• **Work item**
Among the records that follow, find each line holding the word "files" and copy it.

Excerpts from a dataset
■ ■ ■ ■ ■ ■ ■
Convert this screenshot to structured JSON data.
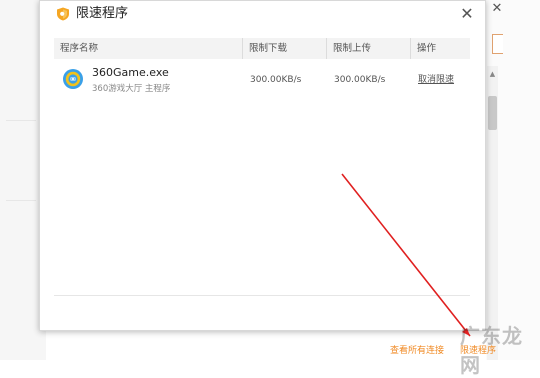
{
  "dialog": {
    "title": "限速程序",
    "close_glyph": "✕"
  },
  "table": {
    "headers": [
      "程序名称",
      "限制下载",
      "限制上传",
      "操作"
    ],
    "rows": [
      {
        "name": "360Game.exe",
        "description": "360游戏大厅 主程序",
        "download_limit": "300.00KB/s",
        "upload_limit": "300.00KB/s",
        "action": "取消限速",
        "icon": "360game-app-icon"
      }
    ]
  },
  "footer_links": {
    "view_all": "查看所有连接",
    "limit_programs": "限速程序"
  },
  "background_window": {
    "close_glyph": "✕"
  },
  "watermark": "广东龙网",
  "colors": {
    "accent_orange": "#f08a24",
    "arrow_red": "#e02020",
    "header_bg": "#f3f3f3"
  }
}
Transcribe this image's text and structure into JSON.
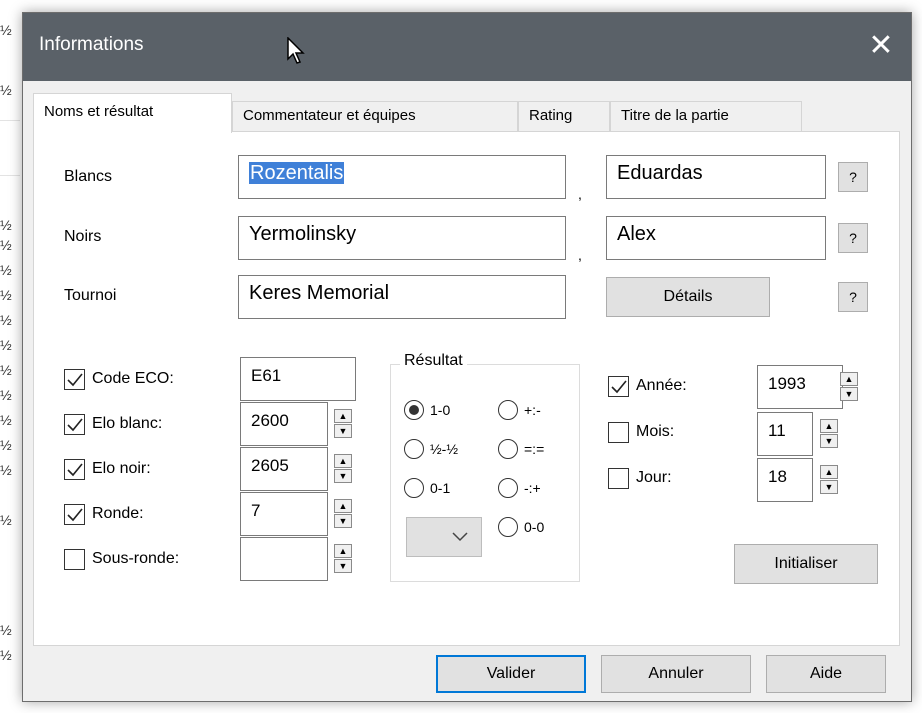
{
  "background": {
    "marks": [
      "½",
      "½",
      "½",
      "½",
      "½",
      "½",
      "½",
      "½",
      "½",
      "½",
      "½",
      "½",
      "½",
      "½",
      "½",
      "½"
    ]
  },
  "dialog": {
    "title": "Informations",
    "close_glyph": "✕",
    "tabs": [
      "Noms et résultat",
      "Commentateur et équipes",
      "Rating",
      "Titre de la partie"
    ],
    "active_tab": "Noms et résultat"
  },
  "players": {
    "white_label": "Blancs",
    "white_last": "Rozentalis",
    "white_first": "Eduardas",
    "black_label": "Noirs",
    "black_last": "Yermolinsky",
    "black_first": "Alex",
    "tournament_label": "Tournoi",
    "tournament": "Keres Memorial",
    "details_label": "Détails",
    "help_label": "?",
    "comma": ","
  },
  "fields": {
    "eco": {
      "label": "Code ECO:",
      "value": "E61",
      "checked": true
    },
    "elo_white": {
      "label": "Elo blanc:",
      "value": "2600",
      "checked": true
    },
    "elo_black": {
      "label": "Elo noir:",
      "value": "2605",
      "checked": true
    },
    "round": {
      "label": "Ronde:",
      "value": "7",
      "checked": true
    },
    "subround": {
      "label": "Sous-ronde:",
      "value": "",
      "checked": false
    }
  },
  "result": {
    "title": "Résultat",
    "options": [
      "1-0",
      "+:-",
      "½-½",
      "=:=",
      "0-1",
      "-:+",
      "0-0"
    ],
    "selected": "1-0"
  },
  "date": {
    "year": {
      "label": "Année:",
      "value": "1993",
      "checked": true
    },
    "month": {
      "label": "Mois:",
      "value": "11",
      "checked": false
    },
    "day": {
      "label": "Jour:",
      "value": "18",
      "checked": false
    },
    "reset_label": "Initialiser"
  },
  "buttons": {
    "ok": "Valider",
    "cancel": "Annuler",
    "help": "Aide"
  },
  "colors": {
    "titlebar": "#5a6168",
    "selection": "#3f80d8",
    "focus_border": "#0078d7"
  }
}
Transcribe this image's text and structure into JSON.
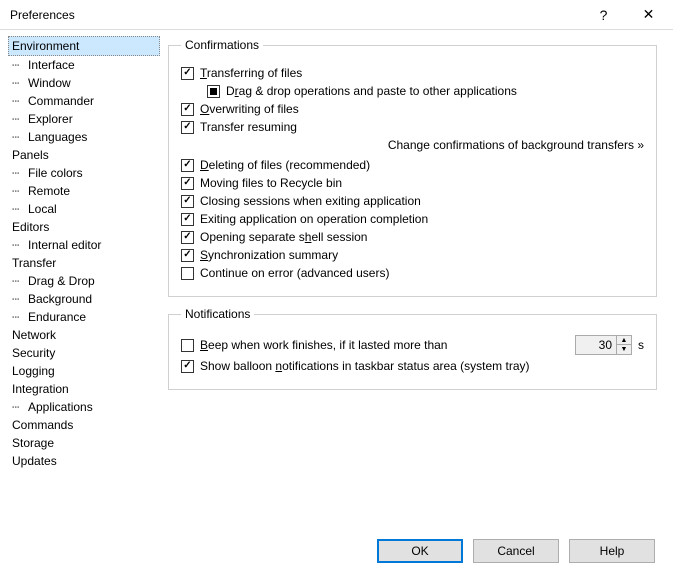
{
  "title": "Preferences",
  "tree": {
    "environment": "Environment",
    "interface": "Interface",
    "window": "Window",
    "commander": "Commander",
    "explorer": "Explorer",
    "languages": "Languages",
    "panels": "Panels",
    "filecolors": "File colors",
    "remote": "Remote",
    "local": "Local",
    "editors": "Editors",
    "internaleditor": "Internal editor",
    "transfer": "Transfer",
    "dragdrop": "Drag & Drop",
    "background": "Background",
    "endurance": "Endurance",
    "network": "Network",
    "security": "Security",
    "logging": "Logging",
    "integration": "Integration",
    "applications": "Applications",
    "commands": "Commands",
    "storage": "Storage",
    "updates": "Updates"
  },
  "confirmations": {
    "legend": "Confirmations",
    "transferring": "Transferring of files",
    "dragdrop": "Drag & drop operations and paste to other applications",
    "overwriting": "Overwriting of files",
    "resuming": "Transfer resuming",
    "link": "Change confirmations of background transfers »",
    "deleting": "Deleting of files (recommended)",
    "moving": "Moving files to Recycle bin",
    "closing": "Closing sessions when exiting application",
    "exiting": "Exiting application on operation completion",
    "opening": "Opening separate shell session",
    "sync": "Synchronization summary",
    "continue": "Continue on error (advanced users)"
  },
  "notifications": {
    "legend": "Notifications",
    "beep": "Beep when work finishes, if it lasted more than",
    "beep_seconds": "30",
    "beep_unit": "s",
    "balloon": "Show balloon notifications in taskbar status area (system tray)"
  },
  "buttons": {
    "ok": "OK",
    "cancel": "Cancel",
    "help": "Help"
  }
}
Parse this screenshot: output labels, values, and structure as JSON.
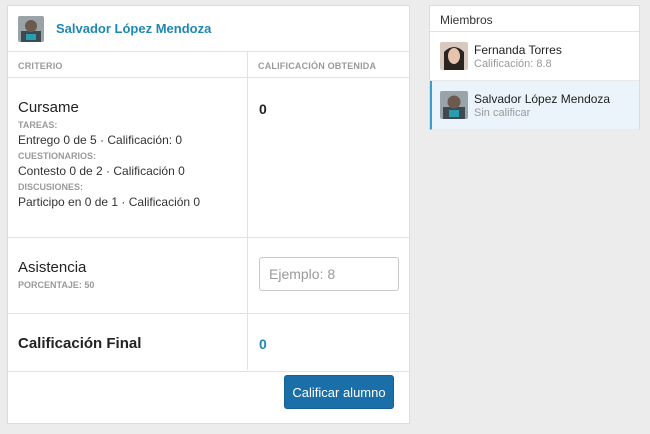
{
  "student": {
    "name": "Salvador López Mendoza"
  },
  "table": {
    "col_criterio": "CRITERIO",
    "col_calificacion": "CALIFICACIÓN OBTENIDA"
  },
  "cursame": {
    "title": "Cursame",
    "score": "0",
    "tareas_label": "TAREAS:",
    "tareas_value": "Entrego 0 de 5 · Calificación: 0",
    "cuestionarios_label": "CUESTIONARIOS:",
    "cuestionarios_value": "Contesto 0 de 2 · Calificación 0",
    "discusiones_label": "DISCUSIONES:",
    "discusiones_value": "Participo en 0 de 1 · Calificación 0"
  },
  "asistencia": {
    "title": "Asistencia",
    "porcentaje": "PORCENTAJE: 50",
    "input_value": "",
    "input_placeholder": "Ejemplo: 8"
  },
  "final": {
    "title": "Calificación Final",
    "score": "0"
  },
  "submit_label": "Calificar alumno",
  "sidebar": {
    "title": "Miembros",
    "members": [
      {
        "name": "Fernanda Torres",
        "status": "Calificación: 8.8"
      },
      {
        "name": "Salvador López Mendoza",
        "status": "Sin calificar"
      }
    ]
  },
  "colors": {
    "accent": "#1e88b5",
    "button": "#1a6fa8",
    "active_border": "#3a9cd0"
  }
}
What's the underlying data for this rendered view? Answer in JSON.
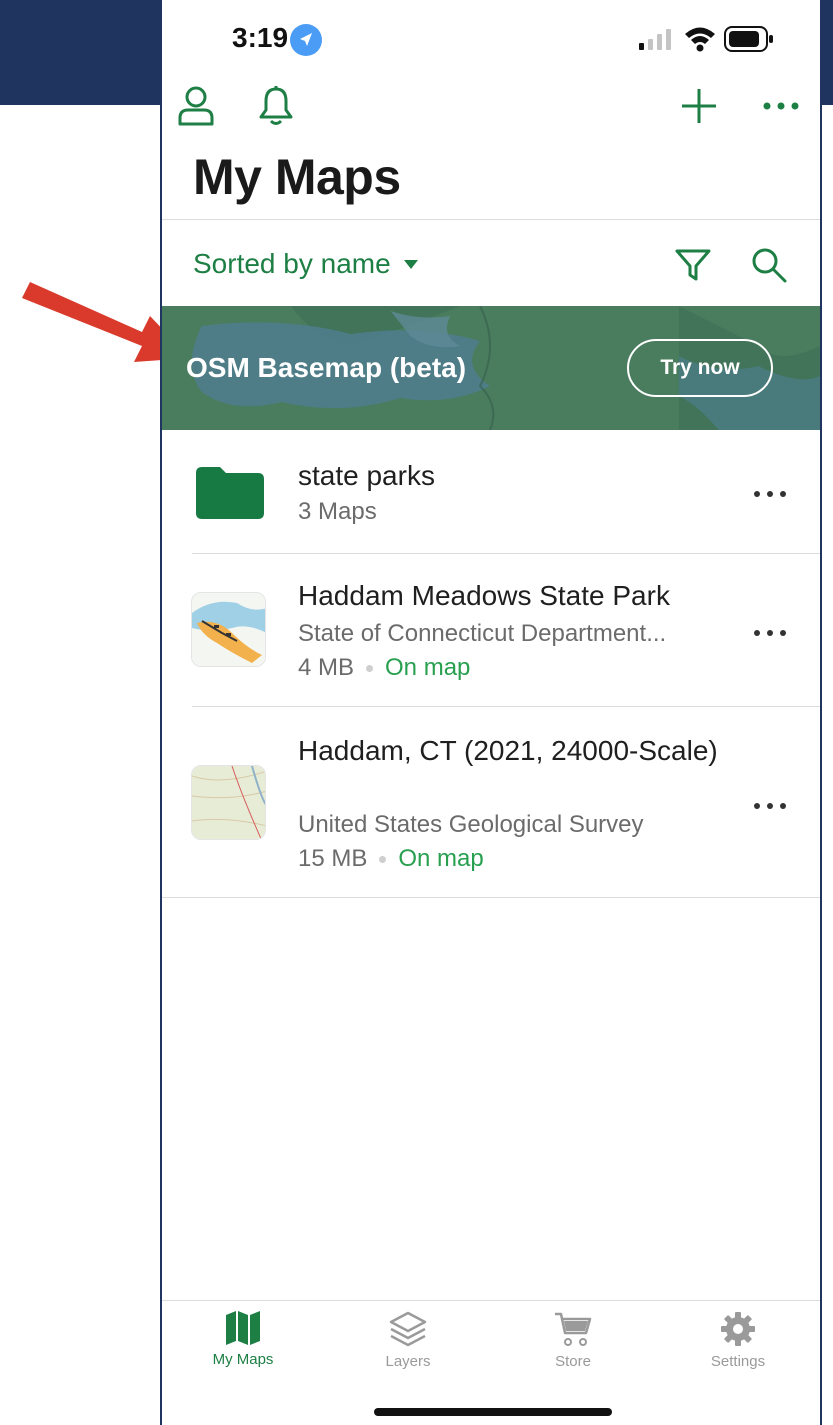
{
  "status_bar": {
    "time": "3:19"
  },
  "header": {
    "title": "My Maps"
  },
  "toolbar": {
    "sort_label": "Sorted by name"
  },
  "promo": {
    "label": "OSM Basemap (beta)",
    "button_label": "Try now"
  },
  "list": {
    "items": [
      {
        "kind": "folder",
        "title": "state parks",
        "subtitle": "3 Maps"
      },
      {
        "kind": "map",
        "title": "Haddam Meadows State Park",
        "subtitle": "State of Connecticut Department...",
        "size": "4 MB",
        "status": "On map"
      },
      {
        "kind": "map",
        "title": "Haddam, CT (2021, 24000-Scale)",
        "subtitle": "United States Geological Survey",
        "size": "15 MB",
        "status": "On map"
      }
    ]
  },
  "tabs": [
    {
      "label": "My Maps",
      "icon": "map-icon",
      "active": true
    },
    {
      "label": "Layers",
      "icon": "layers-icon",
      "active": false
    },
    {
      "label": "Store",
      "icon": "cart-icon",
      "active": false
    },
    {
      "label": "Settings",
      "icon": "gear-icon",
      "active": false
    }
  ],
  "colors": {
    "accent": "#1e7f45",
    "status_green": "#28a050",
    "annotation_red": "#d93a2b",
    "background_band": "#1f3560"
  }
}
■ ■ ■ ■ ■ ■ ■
• **Final answer**
    "transferring": "Transferring of files",
    "overwriting": "Overwriting of files",
    "deleting": "Deleting of files (recommended)",
    "moving": "Moving files to Recycle bin",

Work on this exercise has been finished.